Tired to Triumphant

Maria's Story

It’s Thursday morning, and Maria, a young Hispanic mother of two who’s eight months pregnant, is getting ready for her first Baby University class. She rushes to make breakfast for her husband, who complains about her delay. A cry from the other room of their tiny apartment announces the rise of their one-year-old daughter, who toddles out and clings to her mommy.

After the chaos of getting out the door, Maria arrives at Baby University, and she strolls her daughter while her three-year-old son drops to the sidewalk, kicking and screaming. Maria breaks down and starts crying herself. Here she is falling apart with two children. How will she deal with a third?

At her first class, the parent educator asks Maria how things are at home. She responds, “There’s no time to sleep, much less to polish my nails or put a bit of color on my face. I don’t have time for myself. My kids cry and fight all the time, and I usually end up crying with them.”

During the class, as she listens to everyone talk about children’s behavior and the unconditional love that every parent should have for their kids, she cries and doesn’t understand why she can’t do that herself. She wishes she could just go home.

But something brings her back. After four weeks, she finally interrupts the class. “My baby will be born in a week,” she says, “and my sadness is huge. I don’t have time for anything and I’m exhausted. My husband leaves early and comes home late from work. I don’t talk to anybody. My kids don’t listen to me. My sister doesn’t understand.” The group quietly listens to Maria.

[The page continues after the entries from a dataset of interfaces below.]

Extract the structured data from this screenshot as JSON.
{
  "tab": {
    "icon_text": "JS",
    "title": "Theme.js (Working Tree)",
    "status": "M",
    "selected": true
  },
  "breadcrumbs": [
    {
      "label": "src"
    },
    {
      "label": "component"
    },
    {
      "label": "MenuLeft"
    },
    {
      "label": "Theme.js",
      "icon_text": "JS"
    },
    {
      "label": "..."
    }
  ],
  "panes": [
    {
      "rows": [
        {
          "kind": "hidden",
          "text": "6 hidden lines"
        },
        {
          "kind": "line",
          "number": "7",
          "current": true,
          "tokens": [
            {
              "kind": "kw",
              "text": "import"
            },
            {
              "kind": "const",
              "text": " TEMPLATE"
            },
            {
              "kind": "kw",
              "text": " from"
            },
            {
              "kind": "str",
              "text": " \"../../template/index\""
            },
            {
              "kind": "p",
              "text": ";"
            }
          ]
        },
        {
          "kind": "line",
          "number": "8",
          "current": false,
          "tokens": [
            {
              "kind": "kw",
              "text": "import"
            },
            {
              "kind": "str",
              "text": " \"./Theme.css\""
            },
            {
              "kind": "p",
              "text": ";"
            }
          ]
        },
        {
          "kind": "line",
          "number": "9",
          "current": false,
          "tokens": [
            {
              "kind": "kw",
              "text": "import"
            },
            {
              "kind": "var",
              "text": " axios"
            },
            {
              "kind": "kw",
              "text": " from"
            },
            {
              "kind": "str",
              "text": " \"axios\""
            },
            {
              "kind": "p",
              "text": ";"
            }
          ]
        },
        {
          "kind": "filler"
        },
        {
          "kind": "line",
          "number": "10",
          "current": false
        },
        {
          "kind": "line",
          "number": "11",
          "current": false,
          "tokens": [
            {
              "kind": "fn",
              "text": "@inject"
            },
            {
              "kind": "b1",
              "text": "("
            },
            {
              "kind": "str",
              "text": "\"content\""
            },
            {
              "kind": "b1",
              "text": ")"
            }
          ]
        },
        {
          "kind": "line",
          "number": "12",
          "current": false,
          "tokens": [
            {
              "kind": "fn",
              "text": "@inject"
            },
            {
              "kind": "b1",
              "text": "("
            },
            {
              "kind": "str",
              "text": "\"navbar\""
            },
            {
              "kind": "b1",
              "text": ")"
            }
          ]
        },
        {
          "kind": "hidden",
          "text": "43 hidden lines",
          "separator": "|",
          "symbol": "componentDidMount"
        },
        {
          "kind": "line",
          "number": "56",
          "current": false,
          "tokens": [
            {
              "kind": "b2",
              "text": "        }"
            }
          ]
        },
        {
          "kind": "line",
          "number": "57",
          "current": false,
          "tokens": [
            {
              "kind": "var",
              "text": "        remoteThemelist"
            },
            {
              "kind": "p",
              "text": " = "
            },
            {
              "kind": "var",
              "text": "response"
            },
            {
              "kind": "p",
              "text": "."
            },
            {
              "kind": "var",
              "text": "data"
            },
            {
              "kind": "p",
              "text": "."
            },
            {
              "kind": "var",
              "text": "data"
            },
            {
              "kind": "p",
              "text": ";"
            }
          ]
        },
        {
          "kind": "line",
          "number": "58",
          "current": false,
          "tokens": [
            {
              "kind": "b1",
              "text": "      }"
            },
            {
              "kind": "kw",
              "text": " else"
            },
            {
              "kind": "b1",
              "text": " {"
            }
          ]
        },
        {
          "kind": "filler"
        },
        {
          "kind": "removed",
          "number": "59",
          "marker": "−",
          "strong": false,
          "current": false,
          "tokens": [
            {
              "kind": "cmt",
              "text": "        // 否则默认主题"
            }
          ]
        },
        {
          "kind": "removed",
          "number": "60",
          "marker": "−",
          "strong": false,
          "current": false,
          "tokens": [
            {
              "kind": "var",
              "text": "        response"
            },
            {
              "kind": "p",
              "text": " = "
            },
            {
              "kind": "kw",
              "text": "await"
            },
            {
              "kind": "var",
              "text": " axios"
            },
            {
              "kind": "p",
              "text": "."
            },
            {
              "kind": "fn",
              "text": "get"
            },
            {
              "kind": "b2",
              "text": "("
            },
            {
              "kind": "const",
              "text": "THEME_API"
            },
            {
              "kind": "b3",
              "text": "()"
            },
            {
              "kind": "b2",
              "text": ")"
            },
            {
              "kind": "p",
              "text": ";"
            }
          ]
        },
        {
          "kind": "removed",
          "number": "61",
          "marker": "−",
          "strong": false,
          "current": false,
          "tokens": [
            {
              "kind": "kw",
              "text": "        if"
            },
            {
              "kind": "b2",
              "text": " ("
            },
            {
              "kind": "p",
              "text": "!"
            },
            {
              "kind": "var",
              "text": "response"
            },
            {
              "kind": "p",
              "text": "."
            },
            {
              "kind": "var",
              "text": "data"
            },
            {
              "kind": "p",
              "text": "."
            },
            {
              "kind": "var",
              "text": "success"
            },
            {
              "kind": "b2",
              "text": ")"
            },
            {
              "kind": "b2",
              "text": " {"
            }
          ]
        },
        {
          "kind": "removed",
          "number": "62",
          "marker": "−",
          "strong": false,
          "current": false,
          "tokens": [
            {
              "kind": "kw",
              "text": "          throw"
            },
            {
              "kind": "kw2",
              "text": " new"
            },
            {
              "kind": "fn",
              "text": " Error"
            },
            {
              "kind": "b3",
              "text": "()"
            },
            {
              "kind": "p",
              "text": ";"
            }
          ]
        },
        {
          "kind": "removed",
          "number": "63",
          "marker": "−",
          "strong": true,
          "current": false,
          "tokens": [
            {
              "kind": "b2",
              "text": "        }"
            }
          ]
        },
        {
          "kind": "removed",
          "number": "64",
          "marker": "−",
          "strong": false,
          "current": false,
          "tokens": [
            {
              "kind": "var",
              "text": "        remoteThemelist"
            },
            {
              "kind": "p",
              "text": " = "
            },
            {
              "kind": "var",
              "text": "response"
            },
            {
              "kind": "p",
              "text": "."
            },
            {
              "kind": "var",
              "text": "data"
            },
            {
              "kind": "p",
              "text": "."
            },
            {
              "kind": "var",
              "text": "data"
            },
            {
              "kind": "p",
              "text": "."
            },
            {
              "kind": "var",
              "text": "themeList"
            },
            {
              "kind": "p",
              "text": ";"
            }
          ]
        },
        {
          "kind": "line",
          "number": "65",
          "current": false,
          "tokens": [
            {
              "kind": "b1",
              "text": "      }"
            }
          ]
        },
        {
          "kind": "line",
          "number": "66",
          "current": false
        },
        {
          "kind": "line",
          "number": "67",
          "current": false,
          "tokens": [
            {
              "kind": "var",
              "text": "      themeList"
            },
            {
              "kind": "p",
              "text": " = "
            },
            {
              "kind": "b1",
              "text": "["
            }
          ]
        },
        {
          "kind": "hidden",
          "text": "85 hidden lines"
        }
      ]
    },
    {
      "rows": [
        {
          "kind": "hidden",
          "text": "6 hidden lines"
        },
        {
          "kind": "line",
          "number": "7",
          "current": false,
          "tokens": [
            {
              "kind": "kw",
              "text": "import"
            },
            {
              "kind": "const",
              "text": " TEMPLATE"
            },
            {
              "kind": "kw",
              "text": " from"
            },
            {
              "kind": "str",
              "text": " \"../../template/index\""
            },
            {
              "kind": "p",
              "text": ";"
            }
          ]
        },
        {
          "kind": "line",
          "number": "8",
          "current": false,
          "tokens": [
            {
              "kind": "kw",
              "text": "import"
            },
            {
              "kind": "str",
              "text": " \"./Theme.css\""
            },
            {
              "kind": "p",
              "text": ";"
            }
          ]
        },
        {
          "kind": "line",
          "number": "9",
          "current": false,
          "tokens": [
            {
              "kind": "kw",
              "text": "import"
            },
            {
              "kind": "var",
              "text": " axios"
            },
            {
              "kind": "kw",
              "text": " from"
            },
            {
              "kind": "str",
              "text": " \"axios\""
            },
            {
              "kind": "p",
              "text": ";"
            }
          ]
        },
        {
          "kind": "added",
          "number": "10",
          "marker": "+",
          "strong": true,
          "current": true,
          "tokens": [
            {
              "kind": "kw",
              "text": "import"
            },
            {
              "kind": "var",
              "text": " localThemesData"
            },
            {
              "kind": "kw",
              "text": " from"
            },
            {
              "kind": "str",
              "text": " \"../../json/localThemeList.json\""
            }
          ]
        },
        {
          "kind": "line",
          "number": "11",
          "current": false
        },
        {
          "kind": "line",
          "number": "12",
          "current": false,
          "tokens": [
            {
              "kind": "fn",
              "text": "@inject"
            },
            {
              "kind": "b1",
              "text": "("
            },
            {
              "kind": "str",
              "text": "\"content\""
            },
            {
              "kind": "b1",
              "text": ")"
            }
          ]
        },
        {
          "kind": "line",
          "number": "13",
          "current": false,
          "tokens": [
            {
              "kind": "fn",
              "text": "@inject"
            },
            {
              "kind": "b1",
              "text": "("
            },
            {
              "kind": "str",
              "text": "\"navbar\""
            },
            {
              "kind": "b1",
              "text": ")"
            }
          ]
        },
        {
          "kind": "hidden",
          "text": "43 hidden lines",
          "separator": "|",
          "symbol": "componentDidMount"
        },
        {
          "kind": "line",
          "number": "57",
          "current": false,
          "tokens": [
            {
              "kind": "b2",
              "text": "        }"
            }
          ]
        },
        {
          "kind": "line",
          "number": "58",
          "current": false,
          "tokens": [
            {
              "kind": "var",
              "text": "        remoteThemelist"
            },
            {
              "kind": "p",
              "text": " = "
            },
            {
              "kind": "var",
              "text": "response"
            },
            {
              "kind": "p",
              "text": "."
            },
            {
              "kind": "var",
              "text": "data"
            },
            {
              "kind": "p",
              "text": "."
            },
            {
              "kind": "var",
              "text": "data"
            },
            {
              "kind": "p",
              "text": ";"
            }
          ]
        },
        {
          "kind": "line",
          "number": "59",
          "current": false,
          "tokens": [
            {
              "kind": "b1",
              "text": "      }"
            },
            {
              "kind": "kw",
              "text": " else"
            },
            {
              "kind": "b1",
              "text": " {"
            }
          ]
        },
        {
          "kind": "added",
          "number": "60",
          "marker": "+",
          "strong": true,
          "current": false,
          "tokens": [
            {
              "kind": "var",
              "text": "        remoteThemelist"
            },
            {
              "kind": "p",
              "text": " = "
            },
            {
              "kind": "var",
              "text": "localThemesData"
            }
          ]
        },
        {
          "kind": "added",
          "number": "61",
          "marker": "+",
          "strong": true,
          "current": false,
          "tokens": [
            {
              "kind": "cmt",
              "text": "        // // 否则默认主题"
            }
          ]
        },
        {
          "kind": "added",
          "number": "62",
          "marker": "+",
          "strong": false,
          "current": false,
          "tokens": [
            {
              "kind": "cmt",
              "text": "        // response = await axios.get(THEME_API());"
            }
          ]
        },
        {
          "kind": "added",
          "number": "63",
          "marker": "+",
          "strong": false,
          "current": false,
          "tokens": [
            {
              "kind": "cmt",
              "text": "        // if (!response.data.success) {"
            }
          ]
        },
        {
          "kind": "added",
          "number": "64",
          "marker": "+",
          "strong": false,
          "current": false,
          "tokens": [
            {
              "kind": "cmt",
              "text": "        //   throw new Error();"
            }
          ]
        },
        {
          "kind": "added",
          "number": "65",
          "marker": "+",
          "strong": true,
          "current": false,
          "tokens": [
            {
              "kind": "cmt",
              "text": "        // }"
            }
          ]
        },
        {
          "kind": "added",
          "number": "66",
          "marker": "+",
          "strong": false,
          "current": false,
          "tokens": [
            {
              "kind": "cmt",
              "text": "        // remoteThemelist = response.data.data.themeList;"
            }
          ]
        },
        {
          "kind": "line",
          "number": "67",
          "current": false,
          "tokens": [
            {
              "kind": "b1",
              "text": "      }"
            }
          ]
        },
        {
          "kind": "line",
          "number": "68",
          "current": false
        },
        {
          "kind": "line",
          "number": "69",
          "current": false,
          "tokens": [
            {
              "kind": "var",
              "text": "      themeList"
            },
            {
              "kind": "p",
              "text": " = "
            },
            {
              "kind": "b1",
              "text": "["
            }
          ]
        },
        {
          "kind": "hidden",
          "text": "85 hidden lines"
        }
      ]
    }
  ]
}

“I can’t do it anymore,” she continues. “I don’t know if I’ll be able to handle one more child. I don’t know why I can’t read to my kids. They don’t pay any attention to me, and they only ignore me and fight.” Maria cries and cries. Everyone else cries along with her.

How many women like Maria attend the class? Nearly all of them. Many Marias come each week, each with a similar story, each one trying to understand her role as a mother, wife and woman. At Baby University they have hope. They know they will find support and guidance.

Maria’s story didn’t end that day. Exactly one week after having her baby, she came to Baby University and said to me, “Teacher, I came to introduce my new daughter to you. I came to class, because here I feel understood. I feel alive, like a mother, like a woman. I can cry and laugh, and not be afraid because I am included. I feel like I’m safe here, and all these other moms help me understand my own feelings. Even now, I know that I better understand my kids, and I can see them changing as well. All I know is that I wanted to come back, and my daughter is ready to learn too.”

That new attitude and hope in Maria is only the beginning of a new life for her and her family. With that changed perspective and the parenting tools from AVANCE, Maria will give her children a vision of achievement from day one. They will start school on target for success, outperform their peers, and graduate high school. Baby University gives children the educational tools and vision they need to go on to the big university. And it gives them the best educational partner – their parents – to guide them on that exhilarating journey.